Chemistry References


Suzuki Coupling

The palladium-catalysed cross-coupling reaction between organoboronic acids and, for example, aryl halides (known as the Suzuki or Suzuki-Miyaura coupling) is a powerful synthetic tool. It represents one of the most valuable methods for carbon-carbon bond formation, not least because of its tolerance of a broad range of functional groups and its non-toxic by-products. The boronic acid is also thermally stable and inert to air and water which allows easy handling without special precautions. Recent publications

Stille Coupling

Stille coupling is the palladium-catalyzed reaction between an organotin compound and an organohalide.  This reaction has the advantage of being slightly more general than the Suzuki reaction, since it does not require base.  However, a major drawback is the toxic tin by-products. Recent publications

Chan-Lam Coupling

A recent coupling method discovered and developed at DuPont/BMS involves the formation of a carbon-heteroatom bond by the copper acetate promoted oxidative coupling of a boronic acid (stannane, siloxane or iodonium) with an amine, alcohol, or thiol. The advantages of Chan-Lam coupling over Buchwald-Hartwig Pd-catalyzed N/O-arylation reaction are: room temperature and ambient air. Chan-Lam coupling is an extremely versatile and powerful method of synthesis, complementary to Suzuki-Miyaura's C-C bond cross-coupling. Recent publications.

Negishi Coupling

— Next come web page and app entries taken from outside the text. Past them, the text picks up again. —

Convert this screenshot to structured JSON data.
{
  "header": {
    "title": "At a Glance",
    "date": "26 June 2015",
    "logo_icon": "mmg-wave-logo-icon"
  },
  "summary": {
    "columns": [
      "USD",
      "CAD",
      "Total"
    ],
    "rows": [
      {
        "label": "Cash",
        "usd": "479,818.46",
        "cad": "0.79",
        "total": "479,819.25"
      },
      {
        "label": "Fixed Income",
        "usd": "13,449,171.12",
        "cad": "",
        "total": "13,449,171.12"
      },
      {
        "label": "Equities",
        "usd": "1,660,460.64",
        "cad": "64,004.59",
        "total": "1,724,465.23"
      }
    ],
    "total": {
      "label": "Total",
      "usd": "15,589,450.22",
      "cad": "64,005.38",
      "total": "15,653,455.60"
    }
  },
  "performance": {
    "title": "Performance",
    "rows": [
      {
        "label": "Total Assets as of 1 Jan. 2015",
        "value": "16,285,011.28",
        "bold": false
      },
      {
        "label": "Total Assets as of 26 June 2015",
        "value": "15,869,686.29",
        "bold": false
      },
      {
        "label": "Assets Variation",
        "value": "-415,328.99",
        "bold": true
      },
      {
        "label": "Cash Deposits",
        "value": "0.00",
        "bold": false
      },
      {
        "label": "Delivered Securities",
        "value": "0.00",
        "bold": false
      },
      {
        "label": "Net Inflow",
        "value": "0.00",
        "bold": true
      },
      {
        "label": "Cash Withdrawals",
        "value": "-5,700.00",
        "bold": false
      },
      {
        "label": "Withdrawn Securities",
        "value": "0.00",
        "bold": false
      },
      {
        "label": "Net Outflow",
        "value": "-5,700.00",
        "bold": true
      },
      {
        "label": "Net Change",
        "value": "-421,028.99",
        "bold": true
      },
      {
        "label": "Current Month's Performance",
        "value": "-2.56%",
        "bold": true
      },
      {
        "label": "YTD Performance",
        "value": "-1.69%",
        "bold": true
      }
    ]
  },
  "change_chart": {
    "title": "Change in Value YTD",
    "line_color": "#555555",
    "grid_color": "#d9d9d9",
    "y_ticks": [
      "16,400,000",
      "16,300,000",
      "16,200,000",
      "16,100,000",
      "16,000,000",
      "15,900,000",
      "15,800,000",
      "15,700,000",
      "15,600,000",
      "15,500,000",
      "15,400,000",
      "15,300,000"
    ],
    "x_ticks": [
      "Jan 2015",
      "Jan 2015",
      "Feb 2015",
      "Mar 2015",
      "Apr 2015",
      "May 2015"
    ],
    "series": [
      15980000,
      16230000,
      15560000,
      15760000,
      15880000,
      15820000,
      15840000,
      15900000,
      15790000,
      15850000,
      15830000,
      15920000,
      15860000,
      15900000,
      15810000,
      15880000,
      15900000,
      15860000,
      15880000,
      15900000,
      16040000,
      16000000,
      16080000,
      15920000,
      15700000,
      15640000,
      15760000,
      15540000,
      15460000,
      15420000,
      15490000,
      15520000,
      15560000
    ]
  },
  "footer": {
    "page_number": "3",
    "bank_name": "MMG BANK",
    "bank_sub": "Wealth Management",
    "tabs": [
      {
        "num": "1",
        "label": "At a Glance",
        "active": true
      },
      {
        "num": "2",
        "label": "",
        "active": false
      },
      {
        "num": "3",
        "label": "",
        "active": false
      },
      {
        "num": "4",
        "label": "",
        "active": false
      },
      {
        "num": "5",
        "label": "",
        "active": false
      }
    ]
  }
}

Possibly the earliest reported heteroaryl, aryl/alkenyl or alkynyl cross coupling reaction is the Negishi Coupling reaction. This versatile reaction is catalyzed by both palladium and nickel species. The Negishi coupling is widely versatile for the synthesis of several different types of materials. Recent publications

Liebeskind-Srogl Coupling

An extremely useful coupling reaction has recently been developed. Known as Liebeskind-Srogl coupling, this reaction involves the coupling of a boronic acid with a thiol ester to form ketones (J. Am. Chem. Soc. 2000, 122,11260-11261). This reaction is also mechanistically interesting in that the reaction does not use palladium, but uses stoichiometric  copper(I) thiophenecarboxylate (CuTC) as a mediator. The reaction is extremely general and even works with base-sensitive functional groups. 

Kumada Coupling

Kumada coupling is a well-established method for forming carbon-carbon bonds with a Grignard reagent and a aryl, vinyl, or alkyl halide.  The Kumada reaction is less general simply because it is not compatible with any functional groups that react with Grignards.  However, the reaction has the advantage that nickel catalysts can often be used.  Despite it's limitations, the Kumada reaction is a very powerful and inexpensive method of forming simple biaryls. 

Hiyama Coupling

Hiyama coupling is the coupling of organosilanes and organohalides.  This method is similar to the Suzuki reaction.  An activating agent such as fluoride is often required.  This reaction has been expanded by the DeShong group to work with siloxanes.

Carbonylative Coupling

When most cross coupling reactions are performed under a CO atmosphere, the reaction produces a ketone by incorporation of CO. Carbonylative coupling is general nomenclature referring to this type of reaction.  Recent publications

Sonogashira Coupling

In this reaction an alkyne is coupled to an aromatic halide.  A base and Cu(I) are required.  This reaction is quite general and is an extremely useful method of forming alkynes.  Recent publications

Combinatorial Methods

All of the above cross-coupling methods have been used in combinatorial chemistry. In fact, the combinatorial arena as probably the largest growth area. The mild conditions and functional group tolerance of cross-coupling reactions make them perfect  methodologies for forming C-C bonds.  With cross-coupling, difficult and divers molecules can be rapidly and reliably synthesized. Recent publications in combichem.

Advanced Discovery Chemicals